All entries below are to be copied precisely as they appear.
Top of Input data
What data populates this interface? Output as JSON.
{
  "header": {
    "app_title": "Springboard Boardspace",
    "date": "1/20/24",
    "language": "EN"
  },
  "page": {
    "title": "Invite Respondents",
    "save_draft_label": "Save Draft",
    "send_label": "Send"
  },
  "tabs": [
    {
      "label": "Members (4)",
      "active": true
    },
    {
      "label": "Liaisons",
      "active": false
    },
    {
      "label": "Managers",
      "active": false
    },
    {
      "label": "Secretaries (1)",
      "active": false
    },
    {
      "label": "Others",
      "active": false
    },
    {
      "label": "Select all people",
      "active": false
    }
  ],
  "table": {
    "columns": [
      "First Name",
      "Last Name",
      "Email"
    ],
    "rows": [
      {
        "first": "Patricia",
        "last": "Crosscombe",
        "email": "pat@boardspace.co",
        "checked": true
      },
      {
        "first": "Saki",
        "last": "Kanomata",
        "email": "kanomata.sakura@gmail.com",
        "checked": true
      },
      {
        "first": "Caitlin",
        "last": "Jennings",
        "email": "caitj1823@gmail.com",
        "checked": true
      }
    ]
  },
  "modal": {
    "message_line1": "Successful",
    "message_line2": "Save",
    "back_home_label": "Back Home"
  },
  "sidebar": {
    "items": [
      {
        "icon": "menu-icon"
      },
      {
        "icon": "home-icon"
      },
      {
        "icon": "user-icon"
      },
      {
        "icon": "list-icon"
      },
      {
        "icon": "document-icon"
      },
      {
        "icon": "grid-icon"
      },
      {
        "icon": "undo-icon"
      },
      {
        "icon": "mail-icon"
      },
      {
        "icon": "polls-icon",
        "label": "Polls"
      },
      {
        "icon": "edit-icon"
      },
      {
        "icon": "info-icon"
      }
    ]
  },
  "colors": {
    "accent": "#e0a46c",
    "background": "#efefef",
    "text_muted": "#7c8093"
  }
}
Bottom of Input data
_Finished exercise_:
What data populates this interface? Output as JSON.
{
  "header": {
    "app_title": "Springboard Boardspace",
    "date": "1/20/24",
    "language": "EN"
  },
  "page": {
    "title": "Invite Respondents",
    "save_draft_label": "Save Draft",
    "send_label": "Send"
  },
  "tabs": [
    {
      "label": "Members (4)",
      "active": true
    },
    {
      "label": "Liaisons",
      "active": false
    },
    {
      "label": "Managers",
      "active": false
    },
    {
      "label": "Secretaries (1)",
      "active": false
    },
    {
      "label": "Others",
      "active": false
    },
    {
      "label": "Select all people",
      "active": false
    }
  ],
  "table": {
    "columns": [
      "First Name",
      "Last Name",
      "Email"
    ],
    "rows": [
      {
        "first": "Patricia",
        "last": "Crosscombe",
        "email": "pat@boardspace.co",
        "checked": true
      },
      {
        "first": "Saki",
        "last": "Kanomata",
        "email": "kanomata.sakura@gmail.com",
        "checked": true
      },
      {
        "first": "Caitlin",
        "last": "Jennings",
        "email": "caitj1823@gmail.com",
        "checked": true
      }
    ]
  },
  "modal": {
    "message_line1": "Successful",
    "message_line2": "Save",
    "back_home_label": "Back Home"
  },
  "sidebar": {
    "items": [
      {
        "icon": "menu-icon"
      },
      {
        "icon": "home-icon"
      },
      {
        "icon": "user-icon"
      },
      {
        "icon": "list-icon"
      },
      {
        "icon": "document-icon"
      },
      {
        "icon": "grid-icon"
      },
      {
        "icon": "undo-icon"
      },
      {
        "icon": "mail-icon"
      },
      {
        "icon": "polls-icon",
        "label": "Polls"
      },
      {
        "icon": "edit-icon"
      },
      {
        "icon": "info-icon"
      }
    ]
  },
  "colors": {
    "accent": "#e0a46c",
    "background": "#efefef",
    "text_muted": "#7c8093"
  }
}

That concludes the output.